Australasian Bittern

Habitat: Wetland

Habitat

The Australasian Bittern frequents reedbeds and other areas, particularly those dominated by sedges, rushes, reeds or cutting grass. They are mainly found in freshwater environments but can also tolerate brackish estuaries (a combination of saltwater and freshwater), with lots of reeds and rushes. Australian ricefields provide an extensive area of habitat that is suitable for bitterns to live in, and as it is kept watered by irrigation, the conditions in ricefields are often more reliable than in natural wetlands.

Behaviour

The Australasian Bittern is a solitary bird that is seldom seen as it is highly camouflaged. When alarmed, they freeze, with their neck stretched up and the bill pointing skywards. Sometimes they even appear to sway in the breeze, in time with the surrounding reeds. This combination makes them blend in well with the surrounding vegetation. They are usually heard, rather than seen, with an eerie call or ‘boom’ that is said to resemble a ‘Bunyip’ (a mythical creature said to live in swamps and waterholes).

Feeding

Australasian Bitterns forage mainly at night on a wide range of small animals, including birds, mammals, fish, frogs, yabbies, snails, insects and spiders. Like other herons, these birds use several techniques to capture prey, including standing and waiting, slow stalking, and active pursuit. Wing and leg movements are used to confuse or attract prey items.

Breeding
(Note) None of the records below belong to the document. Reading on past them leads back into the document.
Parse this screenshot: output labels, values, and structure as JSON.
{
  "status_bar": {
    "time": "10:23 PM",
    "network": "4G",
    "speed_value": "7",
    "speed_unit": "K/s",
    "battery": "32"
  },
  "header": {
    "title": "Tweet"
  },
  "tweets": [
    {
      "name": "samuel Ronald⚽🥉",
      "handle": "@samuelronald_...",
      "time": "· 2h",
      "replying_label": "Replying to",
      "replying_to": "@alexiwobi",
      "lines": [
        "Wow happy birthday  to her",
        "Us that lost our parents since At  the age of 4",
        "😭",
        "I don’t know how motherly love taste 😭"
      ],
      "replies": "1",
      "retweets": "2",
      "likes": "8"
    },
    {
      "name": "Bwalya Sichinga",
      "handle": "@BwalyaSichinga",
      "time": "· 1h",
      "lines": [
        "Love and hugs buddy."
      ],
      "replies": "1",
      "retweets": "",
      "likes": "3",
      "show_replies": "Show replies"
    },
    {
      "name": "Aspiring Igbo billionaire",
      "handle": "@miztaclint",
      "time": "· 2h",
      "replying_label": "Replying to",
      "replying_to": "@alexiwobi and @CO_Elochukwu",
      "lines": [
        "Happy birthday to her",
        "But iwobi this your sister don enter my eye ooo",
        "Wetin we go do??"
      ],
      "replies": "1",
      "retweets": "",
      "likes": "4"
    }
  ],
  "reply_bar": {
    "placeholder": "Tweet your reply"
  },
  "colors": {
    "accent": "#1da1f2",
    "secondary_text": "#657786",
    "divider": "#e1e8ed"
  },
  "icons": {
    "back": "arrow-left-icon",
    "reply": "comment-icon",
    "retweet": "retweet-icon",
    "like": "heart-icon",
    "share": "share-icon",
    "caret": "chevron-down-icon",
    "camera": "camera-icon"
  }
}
The Australasian Bittern has a regular breeding season (October to February) but will also breed during inland flooding. The nest is a shallow structure of dry or green reeds, within a clump of reeds in water or a swamp and is built on a platform of bent-over reeds. They lay 4 to 6 eggs.